The majority of petrophysical data has been gained from downhole logging and laboratory core measurement. Drill cuttings are easily available for all drilled wells and can provide reservoir data throughout all phases of field development. They can also provide continuous petrophysical measurements for both vertical and horizontal wells. Many different rock properties can be extracted from drill cuttings; however, quantitative petrophysical measurements from source rock drill cuttings remain a challenge. This paper presents an optimized NMR-based workflow to measure the porosities and densities of drill cuttings from unconventional source rock reservoirs. The workflow includes sample cleaning, particle size selection, saturation, NMR, and mass measurements. We will also discuss some inherent problems in petrophysical measurement of drill cuttings generated by the PDC drill bit.
In this workflow, the first crucial step in obtaining quantitative data from drill cuttings is to clean the cuttings of mud contamination. We found that simultaneous ultrasonic bathing and shaking of the samples in a mesh basket submerged in diesel was very efficient to remove drilling mud additives. The process also automatically sieved to select the desired particle size for analysis, which was essential for accurate results. The sonication process saturated the drill cuttings to a certain degree. Further saturation was carried out using pressure.
Saturated samples were then subjected to a series of mass and NMR measurements. For unconventional source rocks, NMR allows for separation of liquid signals from inside and outside the drill cutting particles. In combination with mass measurements, both in air and in diesel, the NMR technique provided accurate porosity and density data of the drill cuttings samples.
The workflow measured porosity and density of real drill cuttings and crushed particulate samples. The results on crushed samples were in good agreement with other accepted lab techniques. Measurement errors on drill cuttings generated by the PDC drill bits were investigated.

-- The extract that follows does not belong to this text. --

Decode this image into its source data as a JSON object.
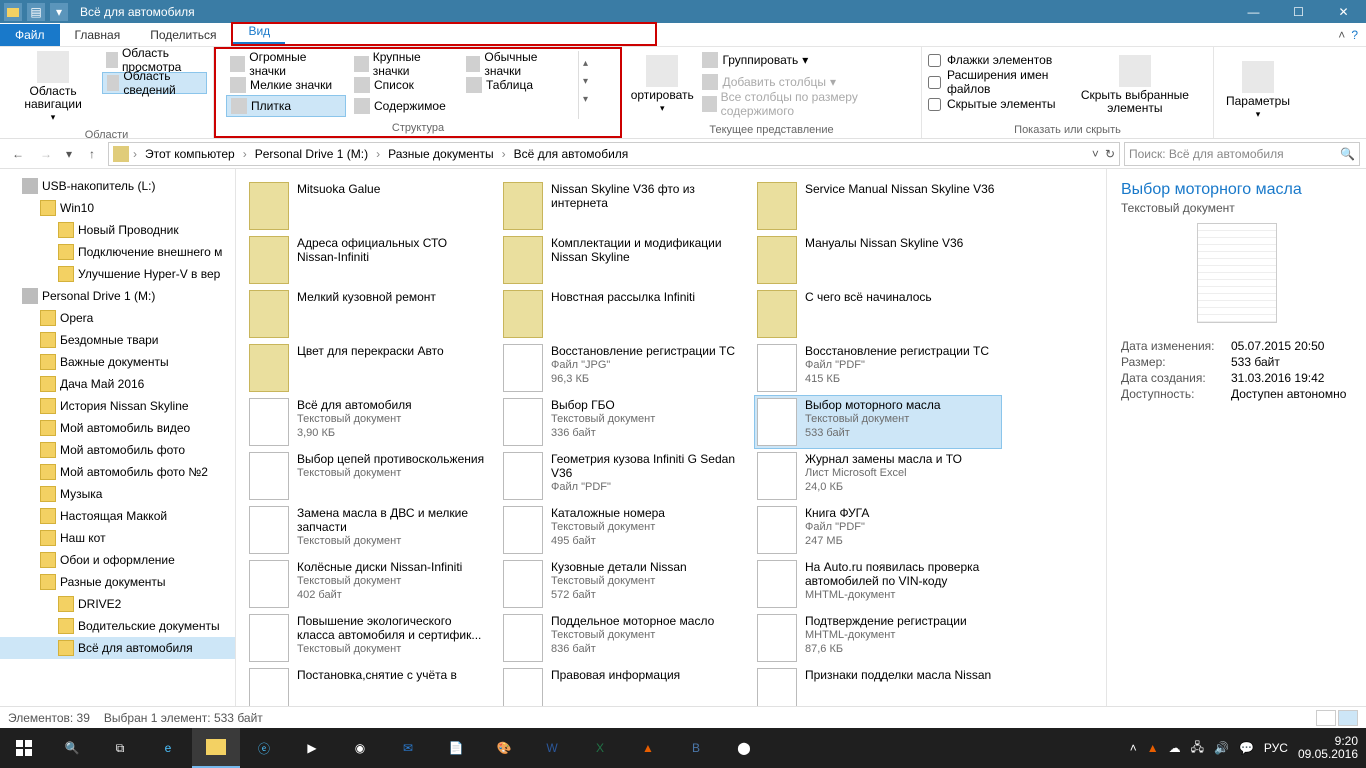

The workflow was applied to drill cuttings from a horizontal source rock well. The measured porosity from the cuttings changes significantly along the measured depth of the tested horizontal well, indicating that the studied horizontal well was drilled through a very heterogeneous formation. The result is consistent with the large formation heterogeneity measured on acquired whole cores from the same reservoir.